**WHAT THIS TASK INVOLVES**
From the first line to the last, reproduce the data exactly.

• • •

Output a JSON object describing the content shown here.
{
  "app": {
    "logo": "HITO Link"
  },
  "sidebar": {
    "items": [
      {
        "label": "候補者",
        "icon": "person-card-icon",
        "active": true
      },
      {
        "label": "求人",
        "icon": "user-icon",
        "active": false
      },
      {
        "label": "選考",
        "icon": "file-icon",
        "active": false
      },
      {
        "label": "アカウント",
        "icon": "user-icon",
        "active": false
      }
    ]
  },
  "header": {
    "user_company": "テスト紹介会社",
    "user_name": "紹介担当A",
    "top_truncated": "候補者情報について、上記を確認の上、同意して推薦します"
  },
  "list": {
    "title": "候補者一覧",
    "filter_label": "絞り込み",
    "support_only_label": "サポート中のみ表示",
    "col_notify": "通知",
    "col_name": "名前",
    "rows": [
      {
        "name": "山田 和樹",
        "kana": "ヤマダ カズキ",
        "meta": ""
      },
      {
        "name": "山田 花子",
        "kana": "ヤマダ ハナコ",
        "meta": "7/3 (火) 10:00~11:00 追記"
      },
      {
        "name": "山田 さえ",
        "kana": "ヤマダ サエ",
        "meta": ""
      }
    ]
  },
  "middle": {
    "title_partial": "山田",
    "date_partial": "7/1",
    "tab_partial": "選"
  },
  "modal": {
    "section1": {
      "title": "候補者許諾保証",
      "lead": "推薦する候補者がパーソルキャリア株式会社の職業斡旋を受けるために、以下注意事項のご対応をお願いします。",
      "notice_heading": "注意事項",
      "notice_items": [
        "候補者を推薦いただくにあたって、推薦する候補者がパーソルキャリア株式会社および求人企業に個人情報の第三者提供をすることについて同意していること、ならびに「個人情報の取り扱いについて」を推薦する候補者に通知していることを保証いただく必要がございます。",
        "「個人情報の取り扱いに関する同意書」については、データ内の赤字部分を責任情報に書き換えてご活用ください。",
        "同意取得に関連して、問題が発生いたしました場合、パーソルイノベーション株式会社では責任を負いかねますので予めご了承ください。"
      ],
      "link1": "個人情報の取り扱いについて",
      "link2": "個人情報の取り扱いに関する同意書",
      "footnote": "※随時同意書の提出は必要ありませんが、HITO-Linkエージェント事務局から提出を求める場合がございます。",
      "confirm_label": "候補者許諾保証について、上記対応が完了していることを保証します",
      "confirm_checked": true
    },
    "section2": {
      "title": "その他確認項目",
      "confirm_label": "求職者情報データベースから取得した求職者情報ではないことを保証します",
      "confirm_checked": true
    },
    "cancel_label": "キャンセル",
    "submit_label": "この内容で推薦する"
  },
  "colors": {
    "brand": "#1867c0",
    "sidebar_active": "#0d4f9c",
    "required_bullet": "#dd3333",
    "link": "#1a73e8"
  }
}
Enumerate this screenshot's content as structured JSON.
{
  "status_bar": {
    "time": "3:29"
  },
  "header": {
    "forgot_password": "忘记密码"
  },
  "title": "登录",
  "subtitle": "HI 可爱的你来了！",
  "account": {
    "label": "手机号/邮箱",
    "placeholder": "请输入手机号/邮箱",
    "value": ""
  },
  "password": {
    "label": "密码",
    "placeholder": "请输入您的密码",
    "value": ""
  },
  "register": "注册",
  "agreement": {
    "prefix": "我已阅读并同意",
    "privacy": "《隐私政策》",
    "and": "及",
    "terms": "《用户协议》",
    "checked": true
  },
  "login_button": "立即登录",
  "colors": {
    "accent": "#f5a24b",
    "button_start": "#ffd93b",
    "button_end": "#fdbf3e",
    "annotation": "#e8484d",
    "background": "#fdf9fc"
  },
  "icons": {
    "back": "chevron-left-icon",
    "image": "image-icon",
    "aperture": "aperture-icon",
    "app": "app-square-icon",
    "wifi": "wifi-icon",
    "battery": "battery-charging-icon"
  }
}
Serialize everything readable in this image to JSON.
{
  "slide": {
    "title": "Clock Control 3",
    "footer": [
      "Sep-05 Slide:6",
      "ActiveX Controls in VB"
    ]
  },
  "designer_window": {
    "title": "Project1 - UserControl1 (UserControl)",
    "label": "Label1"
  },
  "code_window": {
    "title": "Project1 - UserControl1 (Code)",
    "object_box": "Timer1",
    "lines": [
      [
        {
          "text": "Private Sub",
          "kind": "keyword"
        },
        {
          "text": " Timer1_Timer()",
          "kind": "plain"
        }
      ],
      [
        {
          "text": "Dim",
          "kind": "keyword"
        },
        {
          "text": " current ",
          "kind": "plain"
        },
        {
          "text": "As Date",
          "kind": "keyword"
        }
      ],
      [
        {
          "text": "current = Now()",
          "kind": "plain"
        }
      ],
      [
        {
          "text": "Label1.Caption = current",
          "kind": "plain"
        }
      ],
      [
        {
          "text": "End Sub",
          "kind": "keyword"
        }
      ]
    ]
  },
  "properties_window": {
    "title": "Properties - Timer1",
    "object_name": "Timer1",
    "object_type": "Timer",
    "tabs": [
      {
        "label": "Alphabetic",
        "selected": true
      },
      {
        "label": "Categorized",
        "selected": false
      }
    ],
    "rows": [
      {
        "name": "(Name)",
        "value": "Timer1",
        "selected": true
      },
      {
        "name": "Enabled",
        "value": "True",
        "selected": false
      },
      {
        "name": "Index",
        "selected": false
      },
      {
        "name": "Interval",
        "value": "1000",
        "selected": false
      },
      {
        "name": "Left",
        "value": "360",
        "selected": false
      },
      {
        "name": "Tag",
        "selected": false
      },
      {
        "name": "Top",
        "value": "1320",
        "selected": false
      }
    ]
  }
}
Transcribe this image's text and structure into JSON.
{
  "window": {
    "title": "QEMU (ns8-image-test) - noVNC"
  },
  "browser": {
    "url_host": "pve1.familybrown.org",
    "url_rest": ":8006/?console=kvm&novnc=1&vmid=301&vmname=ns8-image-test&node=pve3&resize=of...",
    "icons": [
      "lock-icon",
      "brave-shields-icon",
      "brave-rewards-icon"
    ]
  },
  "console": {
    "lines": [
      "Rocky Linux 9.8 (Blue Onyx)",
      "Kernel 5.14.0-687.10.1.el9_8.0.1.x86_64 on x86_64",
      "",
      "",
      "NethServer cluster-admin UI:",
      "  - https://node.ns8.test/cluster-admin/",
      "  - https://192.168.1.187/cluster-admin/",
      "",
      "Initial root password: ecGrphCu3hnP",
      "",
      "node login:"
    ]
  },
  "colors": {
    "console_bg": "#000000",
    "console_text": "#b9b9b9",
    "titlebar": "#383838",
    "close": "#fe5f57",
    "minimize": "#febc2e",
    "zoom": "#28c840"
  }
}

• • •

**RESPONSE FOR THIS EXERCISE**
Output a JSON object describing the content shown here.
{
  "app": {
    "logo": "HITO Link"
  },
  "sidebar": {
    "items": [
      {
        "label": "候補者",
        "icon": "person-card-icon",
        "active": true
      },
      {
        "label": "求人",
        "icon": "user-icon",
        "active": false
      },
      {
        "label": "選考",
        "icon": "file-icon",
        "active": false
      },
      {
        "label": "アカウント",
        "icon": "user-icon",
        "active": false
      }
    ]
  },
  "header": {
    "user_company": "テスト紹介会社",
    "user_name": "紹介担当A",
    "top_truncated": "候補者情報について、上記を確認の上、同意して推薦します"
  },
  "list": {
    "title": "候補者一覧",
    "filter_label": "絞り込み",
    "support_only_label": "サポート中のみ表示",
    "col_notify": "通知",
    "col_name": "名前",
    "rows": [
      {
        "name": "山田 和樹",
        "kana": "ヤマダ カズキ",
        "meta": ""
      },
      {
        "name": "山田 花子",
        "kana": "ヤマダ ハナコ",
        "meta": "7/3 (火) 10:00~11:00 追記"
      },
      {
        "name": "山田 さえ",
        "kana": "ヤマダ サエ",
        "meta": ""
      }
    ]
  },
  "middle": {
    "title_partial": "山田",
    "date_partial": "7/1",
    "tab_partial": "選"
  },
  "modal": {
    "section1": {
      "title": "候補者許諾保証",
      "lead": "推薦する候補者がパーソルキャリア株式会社の職業斡旋を受けるために、以下注意事項のご対応をお願いします。",
      "notice_heading": "注意事項",
      "notice_items": [
        "候補者を推薦いただくにあたって、推薦する候補者がパーソルキャリア株式会社および求人企業に個人情報の第三者提供をすることについて同意していること、ならびに「個人情報の取り扱いについて」を推薦する候補者に通知していることを保証いただく必要がございます。",
        "「個人情報の取り扱いに関する同意書」については、データ内の赤字部分を責任情報に書き換えてご活用ください。",
        "同意取得に関連して、問題が発生いたしました場合、パーソルイノベーション株式会社では責任を負いかねますので予めご了承ください。"
      ],
      "link1": "個人情報の取り扱いについて",
      "link2": "個人情報の取り扱いに関する同意書",
      "footnote": "※随時同意書の提出は必要ありませんが、HITO-Linkエージェント事務局から提出を求める場合がございます。",
      "confirm_label": "候補者許諾保証について、上記対応が完了していることを保証します",
      "confirm_checked": true
    },
    "section2": {
      "title": "その他確認項目",
      "confirm_label": "求職者情報データベースから取得した求職者情報ではないことを保証します",
      "confirm_checked": true
    },
    "cancel_label": "キャンセル",
    "submit_label": "この内容で推薦する"
  },
  "colors": {
    "brand": "#1867c0",
    "sidebar_active": "#0d4f9c",
    "required_bullet": "#dd3333",
    "link": "#1a73e8"
  }
}
Enumerate this screenshot's content as structured JSON.
{
  "status_bar": {
    "time": "3:29"
  },
  "header": {
    "forgot_password": "忘记密码"
  },
  "title": "登录",
  "subtitle": "HI 可爱的你来了！",
  "account": {
    "label": "手机号/邮箱",
    "placeholder": "请输入手机号/邮箱",
    "value": ""
  },
  "password": {
    "label": "密码",
    "placeholder": "请输入您的密码",
    "value": ""
  },
  "register": "注册",
  "agreement": {
    "prefix": "我已阅读并同意",
    "privacy": "《隐私政策》",
    "and": "及",
    "terms": "《用户协议》",
    "checked": true
  },
  "login_button": "立即登录",
  "colors": {
    "accent": "#f5a24b",
    "button_start": "#ffd93b",
    "button_end": "#fdbf3e",
    "annotation": "#e8484d",
    "background": "#fdf9fc"
  },
  "icons": {
    "back": "chevron-left-icon",
    "image": "image-icon",
    "aperture": "aperture-icon",
    "app": "app-square-icon",
    "wifi": "wifi-icon",
    "battery": "battery-charging-icon"
  }
}
Serialize everything readable in this image to JSON.
{
  "slide": {
    "title": "Clock Control 3",
    "footer": [
      "Sep-05 Slide:6",
      "ActiveX Controls in VB"
    ]
  },
  "designer_window": {
    "title": "Project1 - UserControl1 (UserControl)",
    "label": "Label1"
  },
  "code_window": {
    "title": "Project1 - UserControl1 (Code)",
    "object_box": "Timer1",
    "lines": [
      [
        {
          "text": "Private Sub",
          "kind": "keyword"
        },
        {
          "text": " Timer1_Timer()",
          "kind": "plain"
        }
      ],
      [
        {
          "text": "Dim",
          "kind": "keyword"
        },
        {
          "text": " current ",
          "kind": "plain"
        },
        {
          "text": "As Date",
          "kind": "keyword"
        }
      ],
      [
        {
          "text": "current = Now()",
          "kind": "plain"
        }
      ],
      [
        {
          "text": "Label1.Caption = current",
          "kind": "plain"
        }
      ],
      [
        {
          "text": "End Sub",
          "kind": "keyword"
        }
      ]
    ]
  },
  "properties_window": {
    "title": "Properties - Timer1",
    "object_name": "Timer1",
    "object_type": "Timer",
    "tabs": [
      {
        "label": "Alphabetic",
        "selected": true
      },
      {
        "label": "Categorized",
        "selected": false
      }
    ],
    "rows": [
      {
        "name": "(Name)",
        "value": "Timer1",
        "selected": true
      },
      {
        "name": "Enabled",
        "value": "True",
        "selected": false
      },
      {
        "name": "Index",
        "selected": false
      },
      {
        "name": "Interval",
        "value": "1000",
        "selected": false
      },
      {
        "name": "Left",
        "value": "360",
        "selected": false
      },
      {
        "name": "Tag",
        "selected": false
      },
      {
        "name": "Top",
        "value": "1320",
        "selected": false
      }
    ]
  }
}
Transcribe this image's text and structure into JSON.
{
  "window": {
    "title": "QEMU (ns8-image-test) - noVNC"
  },
  "browser": {
    "url_host": "pve1.familybrown.org",
    "url_rest": ":8006/?console=kvm&novnc=1&vmid=301&vmname=ns8-image-test&node=pve3&resize=of...",
    "icons": [
      "lock-icon",
      "brave-shields-icon",
      "brave-rewards-icon"
    ]
  },
  "console": {
    "lines": [
      "Rocky Linux 9.8 (Blue Onyx)",
      "Kernel 5.14.0-687.10.1.el9_8.0.1.x86_64 on x86_64",
      "",
      "",
      "NethServer cluster-admin UI:",
      "  - https://node.ns8.test/cluster-admin/",
      "  - https://192.168.1.187/cluster-admin/",
      "",
      "Initial root password: ecGrphCu3hnP",
      "",
      "node login:"
    ]
  },
  "colors": {
    "console_bg": "#000000",
    "console_text": "#b9b9b9",
    "titlebar": "#383838",
    "close": "#fe5f57",
    "minimize": "#febc2e",
    "zoom": "#28c840"
  }
}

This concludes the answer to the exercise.